Red light pokes through Christmas snow as a carpet
of wet brown dead pine needles softens your walk
from Usang Apartments to Immundae, where you’ve
sat, looking at Ggachi in Sycamores for seven years.
One eighth of the life so far boiled down to a poem,
a gathering, a suspended, augmented, finally diminished
goodbye. But this is the season of hello, great merriment,
brotherhood, sisterhood: of Auld Lang Syne spiced with
eggnog, turkey, ham, the harvest feast to last through stronger
longer days, detectable to the naked eye on exactly December
twenty fifth. My home town got its first four-foot blast in
November, so those snow-covered lights will diffuse a bit longer
than usual, emitting just enough color to stop frozen tears
from forming, and keep long-weary souls enraptured as humans
long enough for love to bloom again. Fourteen hours of dark
but interrupted by lights many don’t take down until March. Why?
Because they know what color means to those who make their
appearance at Christmas then slink back, unable to match their desires
to the way the world really works.
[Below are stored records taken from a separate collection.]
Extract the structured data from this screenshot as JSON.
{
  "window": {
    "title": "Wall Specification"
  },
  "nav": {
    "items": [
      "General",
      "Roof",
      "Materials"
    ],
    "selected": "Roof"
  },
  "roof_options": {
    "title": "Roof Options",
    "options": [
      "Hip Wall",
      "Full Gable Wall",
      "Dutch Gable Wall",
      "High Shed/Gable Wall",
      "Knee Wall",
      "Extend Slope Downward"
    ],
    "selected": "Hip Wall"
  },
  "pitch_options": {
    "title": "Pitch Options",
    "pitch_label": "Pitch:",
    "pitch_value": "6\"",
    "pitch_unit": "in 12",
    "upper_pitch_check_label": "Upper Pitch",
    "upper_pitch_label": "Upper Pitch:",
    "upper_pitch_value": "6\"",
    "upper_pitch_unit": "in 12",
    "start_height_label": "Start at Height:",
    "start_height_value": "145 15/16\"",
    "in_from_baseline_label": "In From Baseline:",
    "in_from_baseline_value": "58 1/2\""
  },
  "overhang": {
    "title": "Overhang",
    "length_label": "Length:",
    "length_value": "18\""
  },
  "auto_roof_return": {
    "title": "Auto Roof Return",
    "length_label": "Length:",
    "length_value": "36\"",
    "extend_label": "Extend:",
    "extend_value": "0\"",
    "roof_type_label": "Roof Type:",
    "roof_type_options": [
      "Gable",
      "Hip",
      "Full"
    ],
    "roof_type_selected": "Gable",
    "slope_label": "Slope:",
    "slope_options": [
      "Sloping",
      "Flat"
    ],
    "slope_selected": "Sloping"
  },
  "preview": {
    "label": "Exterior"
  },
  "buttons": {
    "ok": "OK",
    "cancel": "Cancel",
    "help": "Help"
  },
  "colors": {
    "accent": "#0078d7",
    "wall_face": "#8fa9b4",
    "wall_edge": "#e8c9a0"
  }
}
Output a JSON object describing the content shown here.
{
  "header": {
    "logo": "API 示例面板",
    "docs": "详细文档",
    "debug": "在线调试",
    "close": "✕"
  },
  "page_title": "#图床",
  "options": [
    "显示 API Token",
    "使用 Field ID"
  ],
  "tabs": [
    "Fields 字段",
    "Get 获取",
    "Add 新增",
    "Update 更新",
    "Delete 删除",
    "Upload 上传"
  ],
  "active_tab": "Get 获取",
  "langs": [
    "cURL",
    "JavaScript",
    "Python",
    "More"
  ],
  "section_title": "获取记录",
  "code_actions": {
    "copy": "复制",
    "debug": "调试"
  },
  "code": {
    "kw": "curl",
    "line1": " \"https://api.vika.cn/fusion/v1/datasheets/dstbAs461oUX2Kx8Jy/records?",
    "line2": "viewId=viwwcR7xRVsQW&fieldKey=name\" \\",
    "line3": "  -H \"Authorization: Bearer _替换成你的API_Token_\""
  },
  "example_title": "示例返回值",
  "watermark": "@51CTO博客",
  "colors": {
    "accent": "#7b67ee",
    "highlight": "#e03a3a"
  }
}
To them the Christmas Fa La La
means more than to the carol-leaders. A toast to quiet perseverance.